[Given entries]:
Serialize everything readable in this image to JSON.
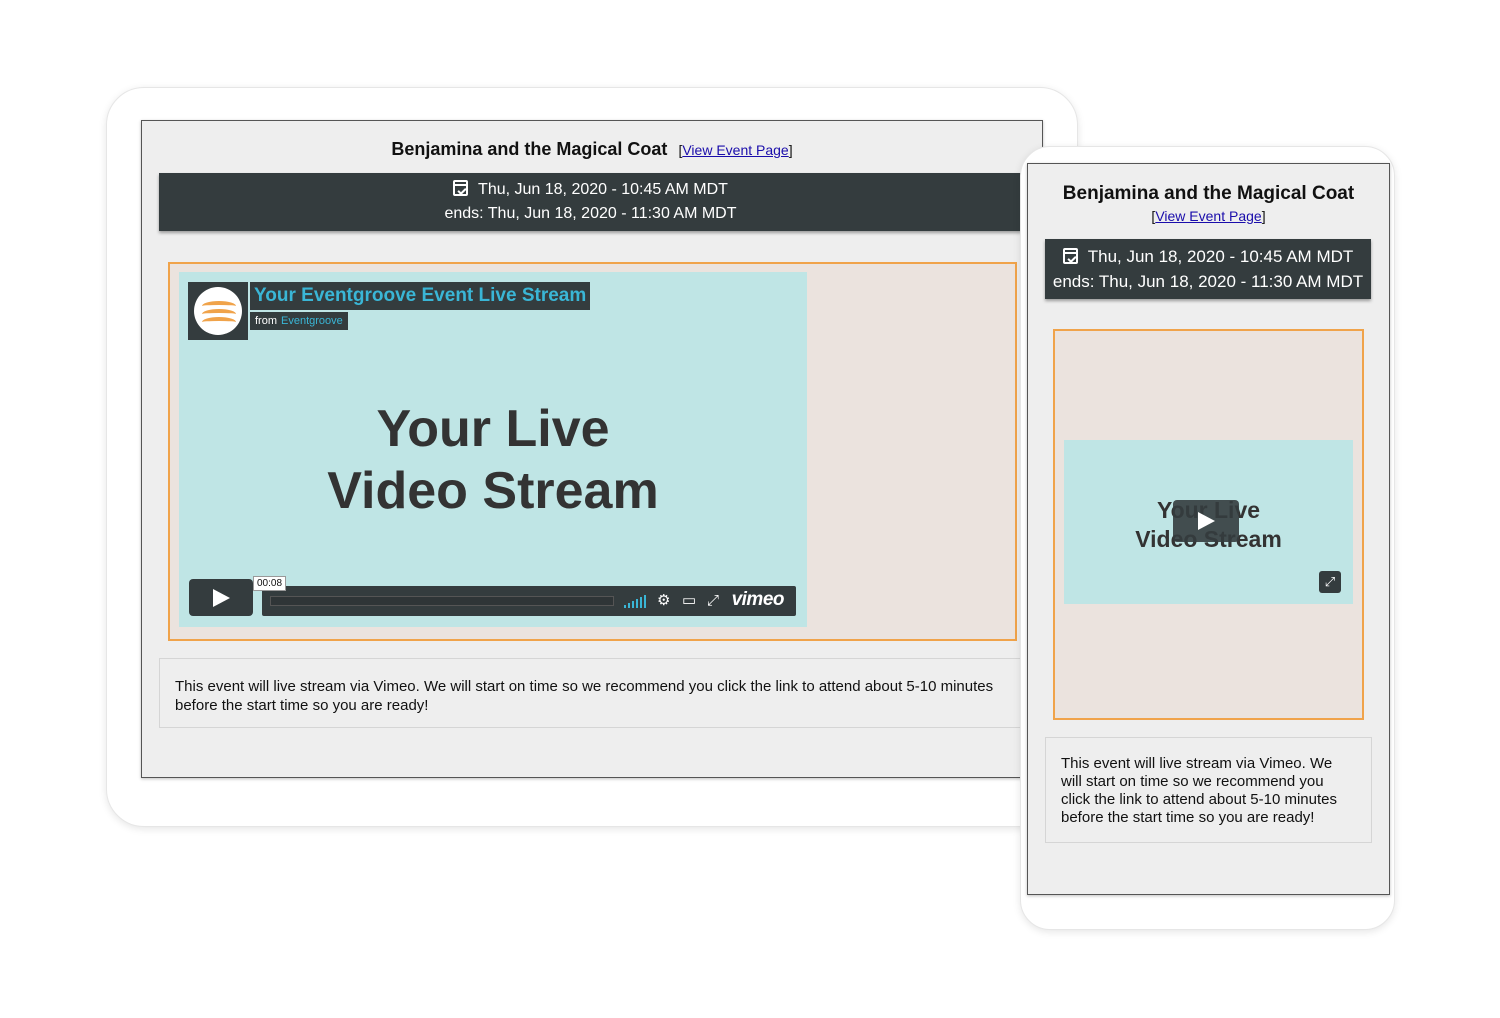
{
  "event": {
    "title": "Benjamina and the Magical Coat",
    "link_label": "View Event Page",
    "bracket_open": "[",
    "bracket_close": "]",
    "start": "Thu, Jun 18, 2020 - 10:45 AM MDT",
    "end": "ends: Thu, Jun 18, 2020 - 11:30 AM MDT",
    "description": "This event will live stream via Vimeo. We will start on time so we recommend you click the link to attend about 5-10 minutes before the start time so you are ready!"
  },
  "video": {
    "title": "Your Eventgroove Event Live Stream",
    "from_label": "from",
    "from_brand": "Eventgroove",
    "placeholder_line1": "Your Live",
    "placeholder_line2": "Video Stream",
    "timestamp": "00:08",
    "player_brand": "vimeo"
  },
  "icons": {
    "calendar": "calendar-check-icon",
    "play": "play-icon",
    "settings": "gear-icon",
    "airplay": "airplay-icon",
    "fullscreen": "fullscreen-icon",
    "volume": "volume-bars-icon"
  },
  "colors": {
    "date_bar": "#343c3e",
    "frame_border": "#f0a34a",
    "video_bg": "#bfe5e5",
    "brand_blue": "#3ab6d6",
    "frame_bg": "#ebe3de"
  }
}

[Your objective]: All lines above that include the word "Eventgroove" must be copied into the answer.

[Task solution]:
    "title": "Your Eventgroove Event Live Stream",
    "from_brand": "Eventgroove",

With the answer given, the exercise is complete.